PROBLEM TO SOLVE: Go line by line through the data below and count those with the string "Person". Give the number only.

(Component data from apps and pages)
=== Section Start ===

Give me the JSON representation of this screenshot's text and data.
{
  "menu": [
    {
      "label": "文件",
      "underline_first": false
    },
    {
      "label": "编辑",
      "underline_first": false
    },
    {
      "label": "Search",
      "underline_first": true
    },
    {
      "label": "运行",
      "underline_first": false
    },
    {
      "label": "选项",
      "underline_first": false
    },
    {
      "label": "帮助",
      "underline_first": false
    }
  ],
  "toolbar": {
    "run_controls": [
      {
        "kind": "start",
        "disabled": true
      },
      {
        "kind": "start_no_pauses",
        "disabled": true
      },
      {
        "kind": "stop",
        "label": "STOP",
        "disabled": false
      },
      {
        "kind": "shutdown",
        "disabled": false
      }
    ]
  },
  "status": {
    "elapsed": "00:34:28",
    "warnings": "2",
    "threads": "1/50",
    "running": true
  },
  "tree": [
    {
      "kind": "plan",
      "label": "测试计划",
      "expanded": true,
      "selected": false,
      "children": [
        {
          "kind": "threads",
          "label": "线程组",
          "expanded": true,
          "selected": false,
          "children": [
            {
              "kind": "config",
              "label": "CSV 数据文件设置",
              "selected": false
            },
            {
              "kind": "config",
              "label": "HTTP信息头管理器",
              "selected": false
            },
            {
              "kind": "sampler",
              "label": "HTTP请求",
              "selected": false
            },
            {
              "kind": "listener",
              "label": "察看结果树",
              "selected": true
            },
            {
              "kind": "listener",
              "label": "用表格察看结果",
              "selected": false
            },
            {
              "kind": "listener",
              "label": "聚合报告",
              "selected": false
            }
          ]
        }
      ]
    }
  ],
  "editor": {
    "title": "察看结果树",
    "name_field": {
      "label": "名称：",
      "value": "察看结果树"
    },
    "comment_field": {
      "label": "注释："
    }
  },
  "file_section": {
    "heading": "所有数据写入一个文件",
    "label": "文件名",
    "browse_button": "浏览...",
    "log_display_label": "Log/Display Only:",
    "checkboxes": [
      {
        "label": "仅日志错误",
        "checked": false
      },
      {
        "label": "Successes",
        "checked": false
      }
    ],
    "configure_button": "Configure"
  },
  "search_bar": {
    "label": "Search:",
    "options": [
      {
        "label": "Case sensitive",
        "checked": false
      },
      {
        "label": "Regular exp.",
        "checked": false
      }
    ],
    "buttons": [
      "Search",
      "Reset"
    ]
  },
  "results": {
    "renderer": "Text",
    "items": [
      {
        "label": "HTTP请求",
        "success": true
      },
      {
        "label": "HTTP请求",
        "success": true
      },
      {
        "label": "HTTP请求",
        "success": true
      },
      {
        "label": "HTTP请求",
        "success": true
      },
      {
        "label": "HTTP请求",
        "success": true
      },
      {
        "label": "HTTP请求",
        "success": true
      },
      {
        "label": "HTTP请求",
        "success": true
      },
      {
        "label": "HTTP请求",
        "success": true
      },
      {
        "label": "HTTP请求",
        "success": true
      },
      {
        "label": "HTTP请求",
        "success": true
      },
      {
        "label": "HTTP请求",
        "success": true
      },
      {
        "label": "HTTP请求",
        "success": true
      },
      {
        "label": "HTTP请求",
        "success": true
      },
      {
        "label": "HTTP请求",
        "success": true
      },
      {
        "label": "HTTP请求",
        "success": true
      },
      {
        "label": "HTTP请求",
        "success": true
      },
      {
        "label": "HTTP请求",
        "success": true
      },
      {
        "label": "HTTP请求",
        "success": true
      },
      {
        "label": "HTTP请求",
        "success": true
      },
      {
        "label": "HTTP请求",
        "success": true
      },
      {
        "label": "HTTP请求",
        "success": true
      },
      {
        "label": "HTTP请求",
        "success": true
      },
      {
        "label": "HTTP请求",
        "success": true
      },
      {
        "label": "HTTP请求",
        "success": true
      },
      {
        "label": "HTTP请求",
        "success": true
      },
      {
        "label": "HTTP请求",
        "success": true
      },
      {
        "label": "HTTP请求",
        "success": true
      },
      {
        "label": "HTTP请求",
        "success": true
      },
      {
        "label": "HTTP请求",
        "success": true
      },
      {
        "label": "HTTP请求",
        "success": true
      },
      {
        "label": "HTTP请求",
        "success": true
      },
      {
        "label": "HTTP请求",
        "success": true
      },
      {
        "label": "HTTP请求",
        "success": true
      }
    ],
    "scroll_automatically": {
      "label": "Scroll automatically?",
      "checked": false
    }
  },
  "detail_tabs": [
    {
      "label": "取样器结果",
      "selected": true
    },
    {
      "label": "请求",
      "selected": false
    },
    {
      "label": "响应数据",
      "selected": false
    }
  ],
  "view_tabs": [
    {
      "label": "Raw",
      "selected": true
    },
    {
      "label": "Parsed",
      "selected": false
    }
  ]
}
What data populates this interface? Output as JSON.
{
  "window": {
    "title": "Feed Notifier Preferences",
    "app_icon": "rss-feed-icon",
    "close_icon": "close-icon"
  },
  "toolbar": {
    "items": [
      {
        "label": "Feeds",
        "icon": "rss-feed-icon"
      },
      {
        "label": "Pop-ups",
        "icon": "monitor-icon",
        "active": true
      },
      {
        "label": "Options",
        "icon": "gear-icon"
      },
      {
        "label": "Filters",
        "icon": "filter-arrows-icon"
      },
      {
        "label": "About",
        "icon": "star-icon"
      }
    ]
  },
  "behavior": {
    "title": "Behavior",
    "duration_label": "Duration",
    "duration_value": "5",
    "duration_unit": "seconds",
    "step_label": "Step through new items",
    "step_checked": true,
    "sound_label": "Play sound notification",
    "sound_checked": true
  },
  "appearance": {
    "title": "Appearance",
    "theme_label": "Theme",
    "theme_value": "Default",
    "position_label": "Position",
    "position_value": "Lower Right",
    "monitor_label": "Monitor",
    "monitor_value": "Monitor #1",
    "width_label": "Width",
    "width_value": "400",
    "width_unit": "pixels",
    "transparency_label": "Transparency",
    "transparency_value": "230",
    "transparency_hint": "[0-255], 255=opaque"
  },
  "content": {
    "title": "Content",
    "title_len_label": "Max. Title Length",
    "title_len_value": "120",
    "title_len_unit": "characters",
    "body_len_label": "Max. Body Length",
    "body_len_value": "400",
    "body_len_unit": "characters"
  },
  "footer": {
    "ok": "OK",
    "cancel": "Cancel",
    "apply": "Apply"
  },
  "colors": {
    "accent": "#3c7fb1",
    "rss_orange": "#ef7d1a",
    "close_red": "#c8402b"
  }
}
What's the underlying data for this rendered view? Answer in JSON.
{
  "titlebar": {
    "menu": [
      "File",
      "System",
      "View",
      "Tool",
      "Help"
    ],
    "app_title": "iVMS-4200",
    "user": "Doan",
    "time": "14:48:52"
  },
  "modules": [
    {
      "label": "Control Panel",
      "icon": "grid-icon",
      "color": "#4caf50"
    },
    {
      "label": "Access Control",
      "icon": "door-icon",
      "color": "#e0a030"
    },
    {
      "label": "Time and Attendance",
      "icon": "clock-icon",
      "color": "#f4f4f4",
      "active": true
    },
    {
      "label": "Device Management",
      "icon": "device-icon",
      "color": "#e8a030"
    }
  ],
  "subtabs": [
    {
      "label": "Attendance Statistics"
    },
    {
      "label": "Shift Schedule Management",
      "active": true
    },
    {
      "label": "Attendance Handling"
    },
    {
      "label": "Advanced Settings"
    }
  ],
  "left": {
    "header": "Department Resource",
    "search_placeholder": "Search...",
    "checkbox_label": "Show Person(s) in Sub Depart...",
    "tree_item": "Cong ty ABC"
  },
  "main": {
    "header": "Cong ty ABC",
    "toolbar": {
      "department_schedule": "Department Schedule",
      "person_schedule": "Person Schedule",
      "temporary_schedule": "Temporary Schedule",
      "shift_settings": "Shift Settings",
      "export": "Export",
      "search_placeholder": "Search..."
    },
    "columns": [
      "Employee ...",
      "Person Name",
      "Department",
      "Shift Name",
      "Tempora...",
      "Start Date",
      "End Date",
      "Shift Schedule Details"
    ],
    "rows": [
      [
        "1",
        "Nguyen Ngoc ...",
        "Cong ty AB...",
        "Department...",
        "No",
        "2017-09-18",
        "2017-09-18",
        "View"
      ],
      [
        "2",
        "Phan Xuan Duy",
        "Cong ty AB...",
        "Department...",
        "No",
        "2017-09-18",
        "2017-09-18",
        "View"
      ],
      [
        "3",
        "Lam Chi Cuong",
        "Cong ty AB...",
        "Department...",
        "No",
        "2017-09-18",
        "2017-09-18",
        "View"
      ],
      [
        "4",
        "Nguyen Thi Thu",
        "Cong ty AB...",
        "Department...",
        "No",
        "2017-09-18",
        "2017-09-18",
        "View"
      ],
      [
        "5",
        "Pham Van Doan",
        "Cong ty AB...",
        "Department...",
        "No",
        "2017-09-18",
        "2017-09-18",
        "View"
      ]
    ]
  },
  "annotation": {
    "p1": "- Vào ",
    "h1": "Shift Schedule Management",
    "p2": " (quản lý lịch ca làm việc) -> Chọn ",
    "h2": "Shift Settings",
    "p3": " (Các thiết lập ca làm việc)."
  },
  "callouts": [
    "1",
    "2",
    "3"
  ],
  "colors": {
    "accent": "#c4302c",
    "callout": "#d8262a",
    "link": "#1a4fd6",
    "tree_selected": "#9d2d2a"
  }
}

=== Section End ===

SOLUTION BELOW: 3